Here is a “lost” blog post that I wrote after taking part in a full day Tim Rylands workshop (last month in Kent, UK)
An outline of the workshop is available on Tim’s site, here, and the combined thoughts and reactions of the day can also be found, here, written by Gail and myself.
The day really sparked my thinking – especially in regards to the framework I am piecing together - using computer games creatively to enhance and encourage student writing.
Two ideas that I keep coming back to are giving students
1. permission to wonder
2. permission to play.
Permission to wonder, to share your thinking, to brainstorm, to develop creative ideas, silly ideas, the freedom to pose possibilities and run with them.
Too often this step is non-existent in the writing we do in our classrooms, in our haste to get to the written text, the conventions and the punctuation we dismiss this gathering and sorting of ideas – thus depriving our students of a wealth of interesting and exciting possibilities that they can choose to use in their writing.
Giving students the permission to play also supports student language acquisition by making the collection of ideas, words, phrases and sentences
This activity and movement, I‘ve noticed, is vital in my school and class setting, so I was interested to see Tim employing techniques and strategies that got the students moving.
The students gained much from physically linking movement with words – I wonder if this could be connected to “muscle memory” that dancers use????
Thanks Tim for a fantastic day – you are still sparking my thinking and learning – even from this distance.
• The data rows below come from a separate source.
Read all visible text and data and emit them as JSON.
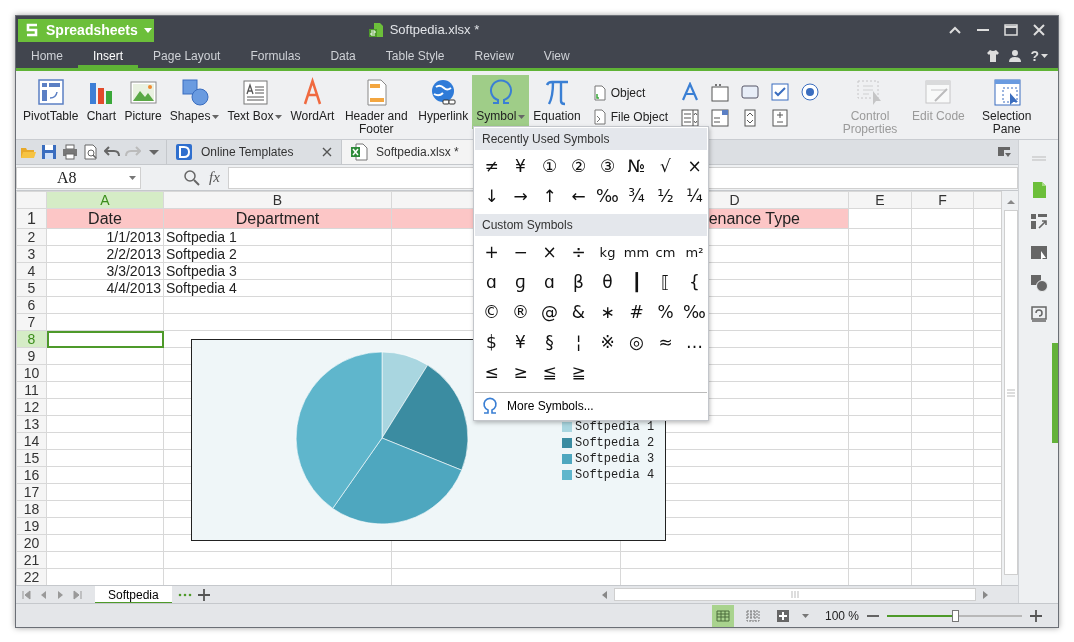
{
  "app_menu": {
    "label": "Spreadsheets"
  },
  "window": {
    "title": "Softpedia.xlsx *"
  },
  "menu_tabs": [
    {
      "label": "Home",
      "selected": false
    },
    {
      "label": "Insert",
      "selected": true
    },
    {
      "label": "Page Layout",
      "selected": false
    },
    {
      "label": "Formulas",
      "selected": false
    },
    {
      "label": "Data",
      "selected": false
    },
    {
      "label": "Table Style",
      "selected": false
    },
    {
      "label": "Review",
      "selected": false
    },
    {
      "label": "View",
      "selected": false
    }
  ],
  "help_button": {
    "label": "?"
  },
  "ribbon": {
    "buttons": [
      {
        "label": "PivotTable",
        "dropdown": false,
        "selected": false,
        "disabled": false
      },
      {
        "label": "Chart",
        "dropdown": false,
        "selected": false,
        "disabled": false
      },
      {
        "label": "Picture",
        "dropdown": false,
        "selected": false,
        "disabled": false
      },
      {
        "label": "Shapes",
        "dropdown": true,
        "selected": false,
        "disabled": false
      },
      {
        "label": "Text Box",
        "dropdown": true,
        "selected": false,
        "disabled": false
      },
      {
        "label": "WordArt",
        "dropdown": false,
        "selected": false,
        "disabled": false
      },
      {
        "label": "Header and Footer",
        "dropdown": false,
        "selected": false,
        "disabled": false
      },
      {
        "label": "Hyperlink",
        "dropdown": false,
        "selected": false,
        "disabled": false
      },
      {
        "label": "Symbol",
        "dropdown": true,
        "selected": true,
        "disabled": false
      },
      {
        "label": "Equation",
        "dropdown": false,
        "selected": false,
        "disabled": false
      }
    ],
    "object_buttons": [
      {
        "label": "Object"
      },
      {
        "label": "File Object"
      }
    ],
    "tool_buttons": [
      {
        "label": "Control Properties",
        "disabled": true
      },
      {
        "label": "Edit Code",
        "disabled": true
      },
      {
        "label": "Selection Pane",
        "disabled": false
      }
    ]
  },
  "document_tabs": [
    {
      "label": "Online Templates",
      "selected": false
    },
    {
      "label": "Softpedia.xlsx *",
      "selected": true
    }
  ],
  "formula_bar": {
    "name_box": "A8",
    "function_button": "fx"
  },
  "columns": [
    {
      "label": "A",
      "selected": true
    },
    {
      "label": "B",
      "selected": false
    },
    {
      "selected": false
    },
    {
      "label": "D",
      "selected": false
    },
    {
      "label": "E",
      "selected": false
    },
    {
      "label": "F",
      "selected": false
    },
    {
      "selected": false
    }
  ],
  "rows": [
    {
      "number": "1",
      "selected": false,
      "cells": [
        {
          "kind": "header",
          "text": "Date"
        },
        {
          "kind": "header",
          "text": "Department"
        },
        {
          "kind": "header"
        },
        {
          "kind": "header",
          "text": "enance Type"
        }
      ]
    },
    {
      "number": "2",
      "selected": false,
      "cells": [
        {
          "kind": "date",
          "text": "1/1/2013"
        },
        {
          "kind": "text",
          "text": "Softpedia 1"
        }
      ]
    },
    {
      "number": "3",
      "selected": false,
      "cells": [
        {
          "kind": "date",
          "text": "2/2/2013"
        },
        {
          "kind": "text",
          "text": "Softpedia 2"
        }
      ]
    },
    {
      "number": "4",
      "selected": false,
      "cells": [
        {
          "kind": "date",
          "text": "3/3/2013"
        },
        {
          "kind": "text",
          "text": "Softpedia 3"
        }
      ]
    },
    {
      "number": "5",
      "selected": false,
      "cells": [
        {
          "kind": "date",
          "text": "4/4/2013"
        },
        {
          "kind": "text",
          "text": "Softpedia 4"
        }
      ]
    },
    {
      "number": "6",
      "selected": false
    },
    {
      "number": "7",
      "selected": false
    },
    {
      "number": "8",
      "selected": true
    },
    {
      "number": "9",
      "selected": false
    },
    {
      "number": "10",
      "selected": false
    },
    {
      "number": "11",
      "selected": false
    },
    {
      "number": "12",
      "selected": false
    },
    {
      "number": "13",
      "selected": false
    },
    {
      "number": "14",
      "selected": false
    },
    {
      "number": "15",
      "selected": false
    },
    {
      "number": "16",
      "selected": false
    },
    {
      "number": "17",
      "selected": false
    },
    {
      "number": "18",
      "selected": false
    },
    {
      "number": "19",
      "selected": false
    },
    {
      "number": "20",
      "selected": false
    },
    {
      "number": "21",
      "selected": false
    },
    {
      "number": "22",
      "selected": false
    }
  ],
  "chart": {
    "legend": [
      {
        "label": "Softpedia 1",
        "color": "#a9d6e0"
      },
      {
        "label": "Softpedia 2",
        "color": "#3b8ca1"
      },
      {
        "label": "Softpedia 3",
        "color": "#4ea7bf"
      },
      {
        "label": "Softpedia 4",
        "color": "#5fb6cc"
      }
    ]
  },
  "symbol_menu": {
    "recent_header": "Recently Used Symbols",
    "recent": [
      "≠",
      "¥",
      "①",
      "②",
      "③",
      "№",
      "√",
      "×",
      "↓",
      "→",
      "↑",
      "←",
      "‰",
      "¾",
      "½",
      "¼"
    ],
    "custom_header": "Custom Symbols",
    "custom": [
      "+",
      "−",
      "×",
      "÷",
      "kg",
      "mm",
      "cm",
      "m²",
      "ɑ",
      "ɡ",
      "ɑ",
      "β",
      "θ",
      "┃",
      "⟦",
      "{",
      "©",
      "®",
      "@",
      "&",
      "∗",
      "#",
      "%",
      "‰",
      "$",
      "¥",
      "§",
      "¦",
      "※",
      "◎",
      "≈",
      "…",
      "≤",
      "≥",
      "≦",
      "≧"
    ],
    "more_label": "More Symbols..."
  },
  "sheet_tabs": [
    {
      "label": "Softpedia",
      "selected": true
    }
  ],
  "status_bar": {
    "view_buttons": [
      {
        "selected": true
      },
      {
        "selected": false
      },
      {
        "selected": false
      }
    ],
    "zoom_label": "100 %",
    "zoom_slider": {
      "level": 0.5
    }
  }
}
Amazing 🙂
1 thought on “G’Day to a Good Day!”
What percentage of the lesson would you say was spent wondering and playing? How did Tim transition to the written element of the lesson from there – or were the students jotting down ideas from the start?
Would you mind elaborating a bit more please on the techniques and strategies Tim used to get the students moving?
I’ve just started a Myst unit with a small group of students to develop descriptive writing. Any tips you have would be much appreciated.